## About this exercise
What lines of the listing below contain the word "unità"? Copy each of them out.

[Opening Given entries section]

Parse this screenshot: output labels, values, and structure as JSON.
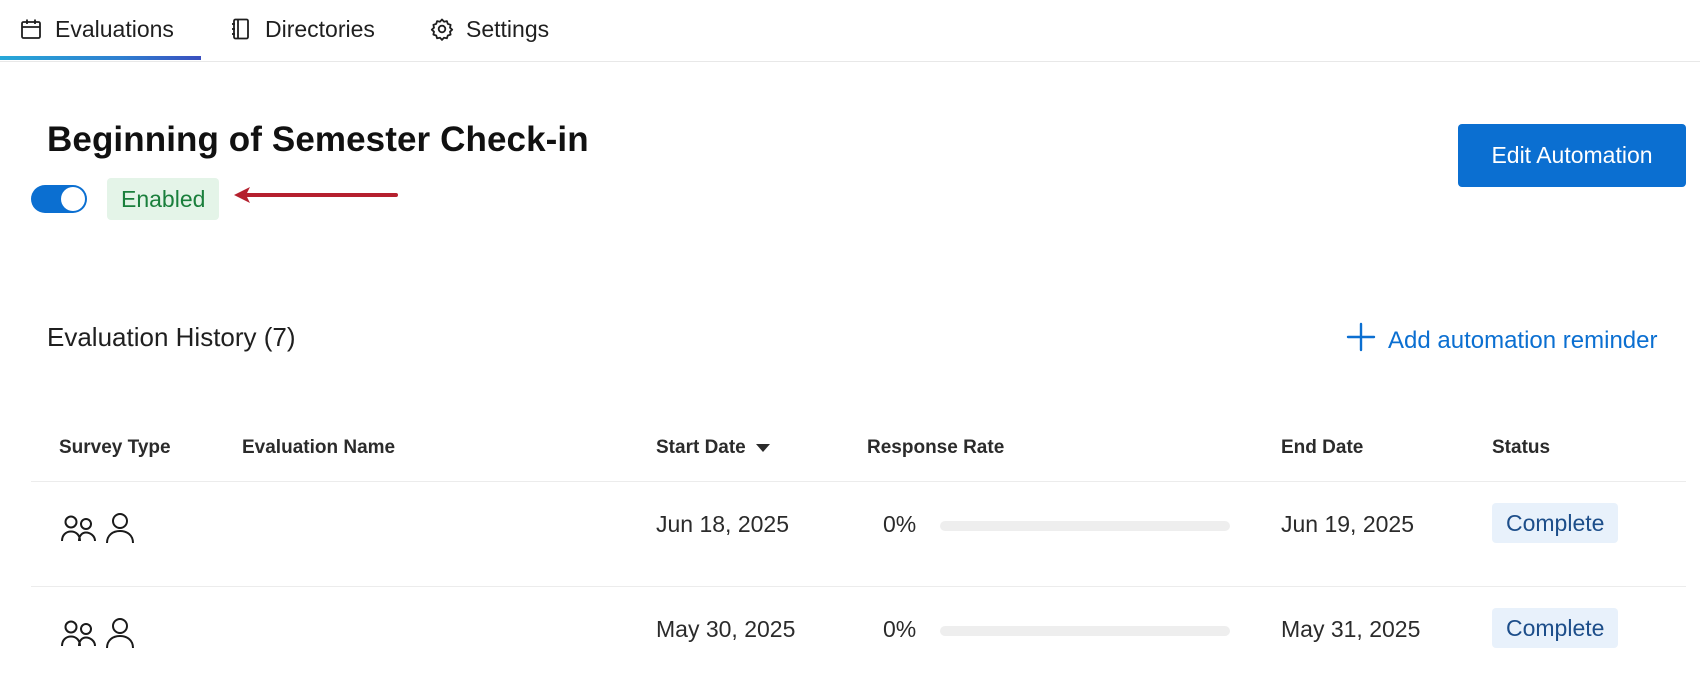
{
  "nav": {
    "tabs": [
      {
        "label": "Evaluations",
        "icon": "calendar-icon",
        "active": true
      },
      {
        "label": "Directories",
        "icon": "notebook-icon",
        "active": false
      },
      {
        "label": "Settings",
        "icon": "gear-icon",
        "active": false
      }
    ]
  },
  "header": {
    "title": "Beginning of Semester Check-in",
    "toggle_on": true,
    "status_label": "Enabled",
    "edit_button": "Edit Automation"
  },
  "history": {
    "title": "Evaluation History (7)",
    "add_reminder": "Add automation reminder"
  },
  "table": {
    "columns": [
      "Survey Type",
      "Evaluation Name",
      "Start Date",
      "Response Rate",
      "End Date",
      "Status"
    ],
    "sort_column": "Start Date",
    "sort_direction": "descending",
    "rows": [
      {
        "survey_type_icons": [
          "group-icon",
          "person-icon"
        ],
        "name": "",
        "start": "Jun 18, 2025",
        "rate": "0%",
        "rate_fraction": 0,
        "end": "Jun 19, 2025",
        "status": "Complete"
      },
      {
        "survey_type_icons": [
          "group-icon",
          "person-icon"
        ],
        "name": "",
        "start": "May 30, 2025",
        "rate": "0%",
        "rate_fraction": 0,
        "end": "May 31, 2025",
        "status": "Complete"
      }
    ]
  },
  "colors": {
    "accent": "#0b6fd1",
    "enabled_bg": "#e4f4e8",
    "enabled_text": "#1a7f3c",
    "status_bg": "#e8f1fb",
    "annotation_arrow": "#b5202e"
  }
}
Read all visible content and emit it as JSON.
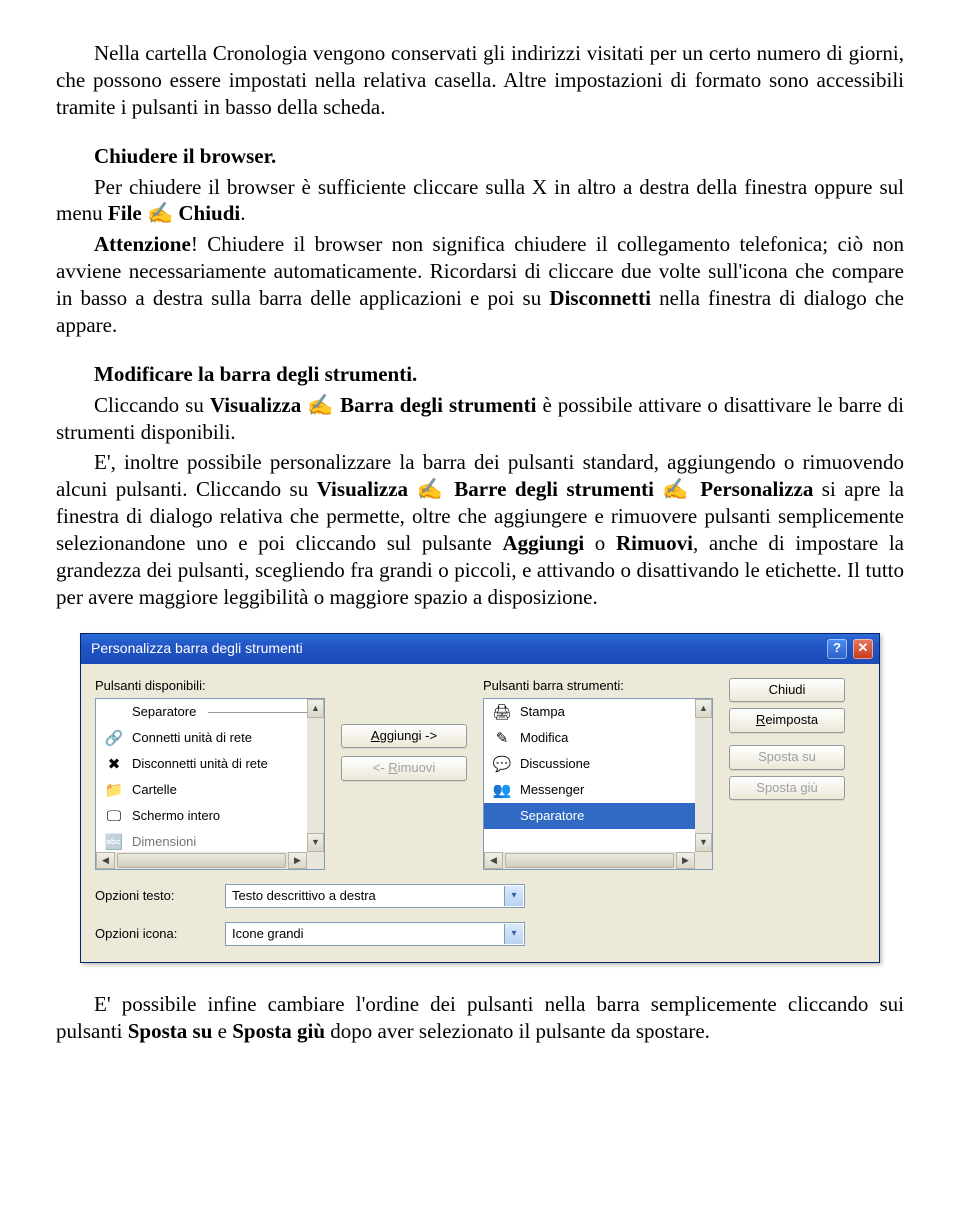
{
  "para": {
    "p1": "Nella cartella Cronologia vengono conservati gli indirizzi visitati per un certo numero di giorni, che possono essere impostati nella relativa casella. Altre impostazioni di formato sono accessibili tramite i pulsanti in basso della scheda.",
    "h1": "Chiudere il browser.",
    "p2a": "Per chiudere il browser è sufficiente cliccare sulla X in altro a destra della finestra oppure sul menu ",
    "p2b": "File ✍ Chiudi",
    "p2c": ".",
    "p3a": "Attenzione",
    "p3b": "! Chiudere il browser non significa chiudere il collegamento telefonica; ciò non avviene necessariamente automaticamente. Ricordarsi di cliccare due volte sull'icona che compare in basso a destra sulla barra delle applicazioni e poi su  ",
    "p3c": "Disconnetti",
    "p3d": " nella finestra di dialogo che appare.",
    "h2": "Modificare la barra degli strumenti.",
    "p4a": "Cliccando su ",
    "p4b": "Visualizza ✍ Barra degli strumenti",
    "p4c": " è possibile attivare o disattivare le barre di strumenti disponibili.",
    "p5a": "E', inoltre possibile personalizzare la barra dei pulsanti standard, aggiungendo o rimuovendo alcuni pulsanti. Cliccando su ",
    "p5b": "Visualizza ✍ Barre degli strumenti ✍ Personalizza",
    "p5c": " si apre la finestra di dialogo relativa che permette, oltre che aggiungere e rimuovere pulsanti semplicemente selezionandone uno e poi cliccando sul pulsante ",
    "p5d": "Aggiungi",
    "p5e": " o ",
    "p5f": "Rimuovi",
    "p5g": ", anche di impostare la grandezza dei pulsanti, scegliendo fra grandi o piccoli, e attivando o disattivando le etichette. Il tutto per avere maggiore leggibilità o maggiore spazio a disposizione.",
    "p6a": "E' possibile infine cambiare l'ordine dei pulsanti nella barra semplicemente cliccando sui pulsanti ",
    "p6b": "Sposta su",
    "p6c": " e ",
    "p6d": "Sposta giù",
    "p6e": " dopo aver selezionato il pulsante da spostare."
  },
  "dlg": {
    "title": "Personalizza barra degli strumenti",
    "labels": {
      "available": "Pulsanti disponibili:",
      "current": "Pulsanti barra strumenti:",
      "textopt": "Opzioni testo:",
      "iconopt": "Opzioni icona:"
    },
    "buttons": {
      "add": "Aggiungi ->",
      "remove": "<- Rimuovi",
      "close": "Chiudi",
      "reset": "Reimposta",
      "moveup": "Sposta su",
      "movedown": "Sposta giù"
    },
    "left_items": [
      {
        "icon": "",
        "label": "Separatore",
        "sep": true
      },
      {
        "icon": "🔗",
        "label": "Connetti unità di rete"
      },
      {
        "icon": "✖",
        "label": "Disconnetti unità di rete"
      },
      {
        "icon": "📁",
        "label": "Cartelle"
      },
      {
        "icon": "🖵",
        "label": "Schermo intero"
      },
      {
        "icon": "🔤",
        "label": "Dimensioni",
        "partial": true
      }
    ],
    "right_items": [
      {
        "icon": "🖨",
        "label": "Stampa"
      },
      {
        "icon": "✎",
        "label": "Modifica"
      },
      {
        "icon": "💬",
        "label": "Discussione"
      },
      {
        "icon": "👥",
        "label": "Messenger"
      },
      {
        "icon": "",
        "label": "Separatore",
        "sel": true,
        "sep": true
      }
    ],
    "selects": {
      "text": "Testo descrittivo a destra",
      "icon": "Icone grandi"
    }
  }
}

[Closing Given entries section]

## Response area
        "label": "Connetti unità di rete"
        "label": "Disconnetti unità di rete"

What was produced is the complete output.